Furthermore, we have Forestry Tasmania supposed to be supporting the Commonwealth in exiting native forests, but they must have provided a guarantee to that company that it will provide a supply of logs in order for Triabunna to have a source of timber. So what is going on? One government is negotiating with another government to get out of logging, and the Tasmanian government is facilitating logging through Forestry Tasmania. Now we discover that the Department of Economic Development, Tourism and the Arts actually approached Aprin Logging and said, ‘If you were to apply for a loan from the Tasmanian government, it is likely to be looked on favourably.’ What sort of dodgy behaviour is going on in Tasmania in the logging industry at exactly the same time that the Commonwealth is working with the Tasmanian government in order to get through a package which is supposed to be about a 100 per cent solution to the ongoing conflict in Tasmania’s forests?

We have known for a very long time that there are very suspect dealings in the Tasmanian logging industry. We have known that Forestry Tasmania, while the rest of the public service has taken cuts and lost a number of employees, has continued to build its empire at the same time as it is in debt to the people of Australia for at least $130 million. It has only returned a matter of $7.2 million in tax returns or in dividend in all that time, and yet it got a huge amount of money—more than $145 million—from the Commonwealth. So it is living on borrowed time and borrowed money, and now we discover it is up to its neck with the Tasmanian government, with Aprin Logging and with Fibre Plus, and we do not even know who the operatives in Fibre Plus are. We do not even know who the principals are. Who are they covering for? Who actually has put up the rest of the money for Aprin Logging?
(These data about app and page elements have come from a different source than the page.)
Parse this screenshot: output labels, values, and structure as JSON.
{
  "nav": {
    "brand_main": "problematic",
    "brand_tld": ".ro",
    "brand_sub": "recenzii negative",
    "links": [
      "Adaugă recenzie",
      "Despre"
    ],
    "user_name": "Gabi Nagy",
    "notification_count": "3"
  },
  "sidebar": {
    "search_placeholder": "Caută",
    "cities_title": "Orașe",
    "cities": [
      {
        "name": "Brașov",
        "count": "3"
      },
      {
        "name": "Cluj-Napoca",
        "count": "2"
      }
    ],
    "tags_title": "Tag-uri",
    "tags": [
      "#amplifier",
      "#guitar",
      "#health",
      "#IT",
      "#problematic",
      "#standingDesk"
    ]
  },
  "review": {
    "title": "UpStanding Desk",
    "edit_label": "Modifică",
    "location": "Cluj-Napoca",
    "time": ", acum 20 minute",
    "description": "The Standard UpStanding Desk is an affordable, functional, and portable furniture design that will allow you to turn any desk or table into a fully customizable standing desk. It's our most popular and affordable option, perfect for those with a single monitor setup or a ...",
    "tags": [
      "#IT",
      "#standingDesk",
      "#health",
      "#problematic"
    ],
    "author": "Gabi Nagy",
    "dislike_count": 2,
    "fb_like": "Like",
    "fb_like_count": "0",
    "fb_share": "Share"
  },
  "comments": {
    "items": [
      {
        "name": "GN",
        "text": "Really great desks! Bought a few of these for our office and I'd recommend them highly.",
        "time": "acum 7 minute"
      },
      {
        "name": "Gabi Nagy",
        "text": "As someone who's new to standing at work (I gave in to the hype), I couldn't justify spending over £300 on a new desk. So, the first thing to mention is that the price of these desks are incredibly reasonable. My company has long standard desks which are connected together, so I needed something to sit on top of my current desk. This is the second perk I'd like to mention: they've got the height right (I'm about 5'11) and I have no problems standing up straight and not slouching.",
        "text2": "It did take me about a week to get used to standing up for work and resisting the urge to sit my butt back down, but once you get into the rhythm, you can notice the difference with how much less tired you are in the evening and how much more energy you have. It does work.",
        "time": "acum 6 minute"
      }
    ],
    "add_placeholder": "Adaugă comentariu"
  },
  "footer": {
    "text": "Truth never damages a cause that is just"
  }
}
I urge Minister Ludwig to stand in here and say the Commonwealth will not give Tasmania one cent in a forest deal outcome until Aprin Logging, Fibre Plus, Forestry Tasmania, the Department of Economic Development, Tourism and the Arts and the Premier of Tasmania come clean on their dealings and what is going on. I want to know from the minister exactly what he knows about it. Has he been discussing this with the Tasmanian government? What sort of duplicity is it to say you are trying to stop logging at the same time as you are trying to maintain a woodchip mill? There was another buyer for the woodchip mill. They had the money to pay in cash, and yet they were rejected in favour of this deal dependent on a government loan.

I would further like to know what ASIC is doing about this, because Gunns has an obligation to maximise its return to its shareholders. How can it say to its shareholders it is doing that if it does not take a cash offer for the woodchip mill and, instead, relies on an offer from a company which does not have the money and which needs a government loan? I would like to know what dealings have gone on, because this merely cements the image of Tasmania as being rotten at the core when it comes to logging and when it comes to the relationship of government with the logging industry in Tasmania.